> _YOUR ASSIGNMENT_:
Every entry below should be repeated exactly; the pictures should not.

[Excerpts from an interface dataset]

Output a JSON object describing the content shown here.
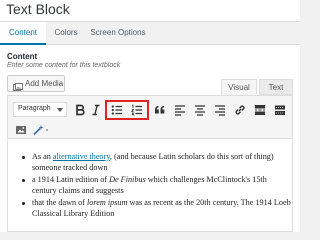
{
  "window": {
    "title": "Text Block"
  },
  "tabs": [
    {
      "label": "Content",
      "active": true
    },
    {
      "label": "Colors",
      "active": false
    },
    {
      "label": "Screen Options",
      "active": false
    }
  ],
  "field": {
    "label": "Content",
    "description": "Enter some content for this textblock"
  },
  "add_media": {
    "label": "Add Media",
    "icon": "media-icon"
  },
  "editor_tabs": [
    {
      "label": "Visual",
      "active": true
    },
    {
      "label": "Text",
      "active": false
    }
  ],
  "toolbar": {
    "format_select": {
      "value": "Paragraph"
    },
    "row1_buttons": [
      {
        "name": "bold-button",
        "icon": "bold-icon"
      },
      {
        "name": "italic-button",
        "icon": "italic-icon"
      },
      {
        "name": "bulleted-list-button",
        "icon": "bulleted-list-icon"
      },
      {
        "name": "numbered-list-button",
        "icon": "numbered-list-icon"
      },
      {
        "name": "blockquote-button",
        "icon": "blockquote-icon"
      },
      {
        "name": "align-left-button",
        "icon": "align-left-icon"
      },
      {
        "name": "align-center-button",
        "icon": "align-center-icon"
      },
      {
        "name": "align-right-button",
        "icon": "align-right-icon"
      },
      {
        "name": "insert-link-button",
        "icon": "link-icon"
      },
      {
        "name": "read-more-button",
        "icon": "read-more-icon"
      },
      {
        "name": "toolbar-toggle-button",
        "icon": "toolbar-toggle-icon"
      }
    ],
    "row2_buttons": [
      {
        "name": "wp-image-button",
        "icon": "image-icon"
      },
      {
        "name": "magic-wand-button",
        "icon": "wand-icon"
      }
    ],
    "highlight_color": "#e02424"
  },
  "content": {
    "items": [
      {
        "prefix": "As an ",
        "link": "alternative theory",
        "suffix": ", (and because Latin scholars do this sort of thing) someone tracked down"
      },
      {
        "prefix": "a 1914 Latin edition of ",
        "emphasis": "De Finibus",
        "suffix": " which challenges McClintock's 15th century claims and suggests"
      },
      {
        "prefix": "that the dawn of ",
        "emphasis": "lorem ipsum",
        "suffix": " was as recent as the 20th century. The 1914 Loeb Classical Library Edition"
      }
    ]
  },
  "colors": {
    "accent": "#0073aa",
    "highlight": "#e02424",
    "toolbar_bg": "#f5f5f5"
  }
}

> _TASK RESULT_:
Output a JSON object describing the content shown here.
{
  "window": {
    "title": "Text Block"
  },
  "tabs": [
    {
      "label": "Content",
      "active": true
    },
    {
      "label": "Colors",
      "active": false
    },
    {
      "label": "Screen Options",
      "active": false
    }
  ],
  "field": {
    "label": "Content",
    "description": "Enter some content for this textblock"
  },
  "add_media": {
    "label": "Add Media",
    "icon": "media-icon"
  },
  "editor_tabs": [
    {
      "label": "Visual",
      "active": true
    },
    {
      "label": "Text",
      "active": false
    }
  ],
  "toolbar": {
    "format_select": {
      "value": "Paragraph"
    },
    "row1_buttons": [
      {
        "name": "bold-button",
        "icon": "bold-icon"
      },
      {
        "name": "italic-button",
        "icon": "italic-icon"
      },
      {
        "name": "bulleted-list-button",
        "icon": "bulleted-list-icon"
      },
      {
        "name": "numbered-list-button",
        "icon": "numbered-list-icon"
      },
      {
        "name": "blockquote-button",
        "icon": "blockquote-icon"
      },
      {
        "name": "align-left-button",
        "icon": "align-left-icon"
      },
      {
        "name": "align-center-button",
        "icon": "align-center-icon"
      },
      {
        "name": "align-right-button",
        "icon": "align-right-icon"
      },
      {
        "name": "insert-link-button",
        "icon": "link-icon"
      },
      {
        "name": "read-more-button",
        "icon": "read-more-icon"
      },
      {
        "name": "toolbar-toggle-button",
        "icon": "toolbar-toggle-icon"
      }
    ],
    "row2_buttons": [
      {
        "name": "wp-image-button",
        "icon": "image-icon"
      },
      {
        "name": "magic-wand-button",
        "icon": "wand-icon"
      }
    ],
    "highlight_color": "#e02424"
  },
  "content": {
    "items": [
      {
        "prefix": "As an ",
        "link": "alternative theory",
        "suffix": ", (and because Latin scholars do this sort of thing) someone tracked down"
      },
      {
        "prefix": "a 1914 Latin edition of ",
        "emphasis": "De Finibus",
        "suffix": " which challenges McClintock's 15th century claims and suggests"
      },
      {
        "prefix": "that the dawn of ",
        "emphasis": "lorem ipsum",
        "suffix": " was as recent as the 20th century. The 1914 Loeb Classical Library Edition"
      }
    ]
  },
  "colors": {
    "accent": "#0073aa",
    "highlight": "#e02424",
    "toolbar_bg": "#f5f5f5"
  }
}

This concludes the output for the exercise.